The worst-case scenario, as spelled out by Moody’s, isn’t as dire as it seems. The global 12-month trailing speculative-grade default rate will probably hit 9.5% by March 2021, up from 4.7% last month, and in its pessimistic forecast it’ll reach 16%, higher than at any point in the last 20 years. Drilling down deeper, Moody’s estimates the one-year default rate in the four industries most vulnerable to the coronavirus pandemic with the highest concentrations (on average 1% to 5%) in U.S. CLOs: hotel gaming and leisure, 17.5%; retail, 10.8%; automotive, 15.1%; and durable consumer goods, 15.1%.
Obviously, the next 12 months will be painful for individual holders of those leveraged loans. Moody’s has long predicted that recoveries in a downturn will be lower than the historical average, with first-lien loans recouping closer to 61%, compared with the long-term rate of 77%, and second-lien debt will get just 14% compared with 43%. And, as I wrote last month, funds investing in the riskiest portions of CLOs have suffered a wipeout and haven’t benefited from the rebound in risky assets over the past two months.
Whether speculators face losses is not the question at hand, however. It’s about financial giants like JPMorgan Chase & Co. and Citigroup Inc., two banks flagged as owning $35 billion and $20 billion of CLOs as of March 31, respectively. Setting aside that these are once again absolute numbers, even if Moody’s double-digit default rates over the next year come to pass, investment-grade tranches seem destined to come out unscathed. According to the credit-rating company’s analysis, the cumulative collateral default rate would have to reach 70% to 80% before double-A CLOs take losses, assuming a 60% recovery rate. DoubleLine Capital Chief Investment Officer Jeffrey Gundlach, for one, said on a webcast last week that middle-of-the-capital-structure CLOs were among his picks for most attractive assets, given that he sees a “significant march towards par in their future.”
Certainly, every loan and CLO has its own quirks. Barclays Plc strategists flagged the bankruptcy plans of Acosta Inc. and J.C. Penney Co., which gave CLOs a recovery rate 20 to 30 points lower than other first-lien holders. The problem, they found, was that an aggressive approach from a small group of distressed investors can put CLOs at a disadvantage, in part because many quickly bail on the loans when they’re downgraded, and also because stated investment criteria largely ban purchases of defaulted assets or bridge loans.

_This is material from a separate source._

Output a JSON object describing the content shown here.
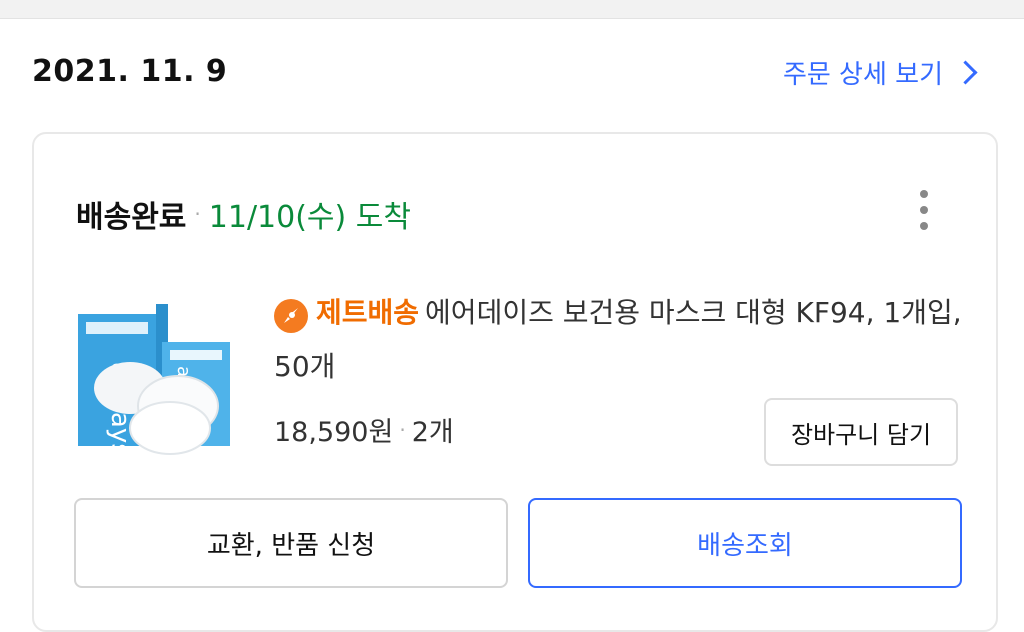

If this relative lack of flexibility takes a bite out of recovery rates time and again, Moody’s and others may have to reconsider their loss scenarios.
Even still, it’s almost impossible given the evidence to extrapolate widespread losses to the biggest U.S. banks. The Atlantic’s hypothetical stipulates that “later this summer, leveraged-loan defaults will increase significantly,” which goes against the current outlook from Moody’s, and that “holders of leveraged loans will thus be fortunate to get pennies on the dollar as companies default.”
Yes, the equity portions and speculative-grade tranches will face losses. They might even be wiped out entirely. That may seem like a novel concept when the Federal Reserve has taken to backstopping just about all forms of debt, but as S&P Global Ratings has said, that’s just CLOs “working as intended during periods of economic stress.”
There are any number of reasons to fret about America’s recovery from the coronavirus crisis. A repeat financial collapse at the hands of a structured product with a similar sounding acronym isn’t one of them.